Citrus County School District officials are optimistic they’ll have a agreement in place soon to have sheriff’s deputies in schools for another year.
Assistant Superintendent Jonny Bishop said Wednesday he’s hopeful the school board will finalize its annual contract for school resource officers, or SROs, with the Citrus County Sheriff’s Office (CCSO) at its next meeting on June 11.
“We’re moving forward,” he said.
Bishop told the Chronicle’s Editorial Board the sheriff’s legal team is reviewing a couple revisions proposed by the school district, and he’s expecting CCSO to give a response to his staff in a week's time.
Those contractual suggestions include a request by the school district’s financial auditor to have SROs document their activities, and another by the Academy of Environmental Science (AES) board to replace its school’s SRO with a guardian.
AES Board Chairwoman Michelle Leeper said Wednesday the board's vote for the replacement took place because it thought a guardian was a better fit for the school's size and budget.
Bishop said one SRO costs the school district around $96,000.
School district board members voted in April to hire on eight guardians at roughly $40,000 apiece to supplement the sheriff’s SROs now in each of the district’s 22 public schools as a result of last year’s $2.5 million SRO contract.
Bishop said state law obligates CCSO to provide guardians with 144 hours of training, which includes a guardian reaching 85% in shooting proficiency, 5% higher than deputies need to have.
School District Police Chief Larry “Buddy” Grant will supervise the guardians and act as a liaison between them, the school board and sheriff’s office, Bishop said.
“He’s the hand-to-hand, day-to-day management with the squad,” Bishop said of Grant, formerly CCSO’s undersheriff.
Unlike deputies and SROs, guardians have no arresting authority, they can’t discipline students and they can’t be relied on to cover after-school student events.
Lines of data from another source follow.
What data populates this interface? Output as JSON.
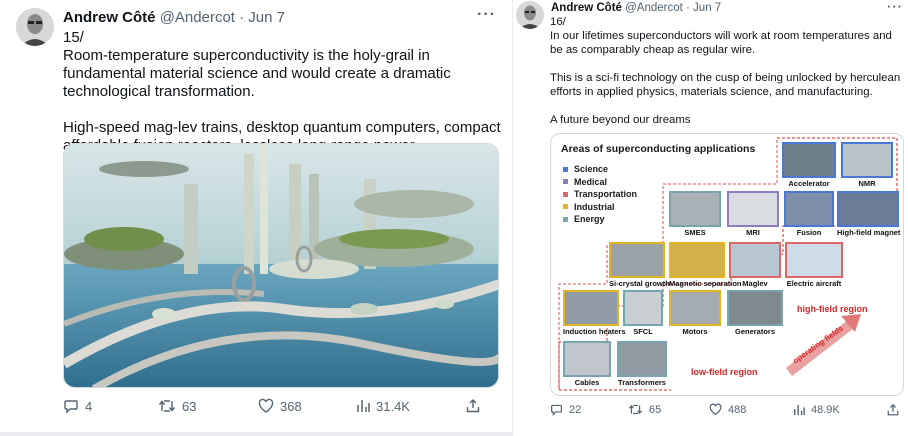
{
  "tweets": [
    {
      "author": {
        "name": "Andrew Côté",
        "handle": "@Andercot",
        "date": "· Jun 7"
      },
      "more": "···",
      "text": "15/\nRoom-temperature superconductivity is the holy-grail in fundamental material science and would create a dramatic technological transformation.\n\nHigh-speed mag-lev trains, desktop quantum computers, compact affordable fusion reactors, lossless long-range power transmission.",
      "stats": {
        "replies": "4",
        "retweets": "63",
        "likes": "368",
        "views": "31.4K"
      }
    },
    {
      "author": {
        "name": "Andrew Côté",
        "handle": "@Andercot",
        "date": "· Jun 7"
      },
      "more": "···",
      "text": "16/\nIn our lifetimes superconductors will work at room temperatures and be as comparably cheap as regular wire.\n\nThis is a sci-fi technology on the cusp of being unlocked by herculean efforts in applied physics, materials science, and manufacturing.\n\nA future beyond our dreams",
      "stats": {
        "replies": "22",
        "retweets": "65",
        "likes": "488",
        "views": "48.9K"
      }
    }
  ],
  "diagram": {
    "title": "Areas of superconducting applications",
    "legend": [
      {
        "label": "Science",
        "color": "#4a78d6"
      },
      {
        "label": "Medical",
        "color": "#8e7cc3"
      },
      {
        "label": "Transportation",
        "color": "#e06666"
      },
      {
        "label": "Industrial",
        "color": "#e6b422"
      },
      {
        "label": "Energy",
        "color": "#76a5af"
      }
    ],
    "tiles": {
      "accelerator": "Accelerator",
      "nmr": "NMR",
      "smes": "SMES",
      "mri": "MRI",
      "fusion": "Fusion",
      "hfm": "High-field magnet",
      "si": "Si-crystal growth",
      "magsep": "Magnetic separation",
      "maglev": "Maglev",
      "eair": "Electric aircraft",
      "heaters": "Induction heaters",
      "sfcl": "SFCL",
      "motors": "Motors",
      "generators": "Generators",
      "cables": "Cables",
      "transformers": "Transformers"
    },
    "high_field": "high-field region",
    "low_field": "low-field region",
    "operating": "operating fields"
  }
}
Their main duty is to neutralize an active shooter or assailant on campus, Bishop said.
Threats to schools, staff and students will still be investigated by the sheriff’s office and Grant.
To that point, Assistant Superintendent Mike Mullen said, Grant has looked into about a half-dozen school threats since the start of May.
Mullen said the school board will consider at its next meeting whether to expel four students for making school-shooting threats, which calls for a minimum one-year expulsion and prosecutorial referral to the State Attorney’s Office.
Bishop and Mullen said district officials have to be careful how they notify the public about threats because it could influence copycats and/or cause unnecessary panic if it's not legitimate.
“You don’t want to create hysteria when it’s not there,” Bishop said.
But he said they also recognize the need for parents to be informed, and would rather put correct information out than have rumors circulate.
“We have just been worn out from calls from parents asking, ‘We want to know,’” Mullen said. “It might as well come from us because it’s out there anyhow.”
Afterward, Bishop said, the district’s hands are pretty tied when it comes to getting the parents of at-risk students to seek out mental-health counseling.
“I would love for there to be some mandate to force parents to take them to services,” Bishop said. “There’s not a lot of accountability with parents.”
But right now, removing the offending student from school indefinitely is “the only tool in the toolbox,” said Mullen, who acknowledged that expelling and further isolating a student could be worse for the child than counseling, but said the district must prioritize safety.
“I’m not willing to put them back in a classroom next to another kid,” he said.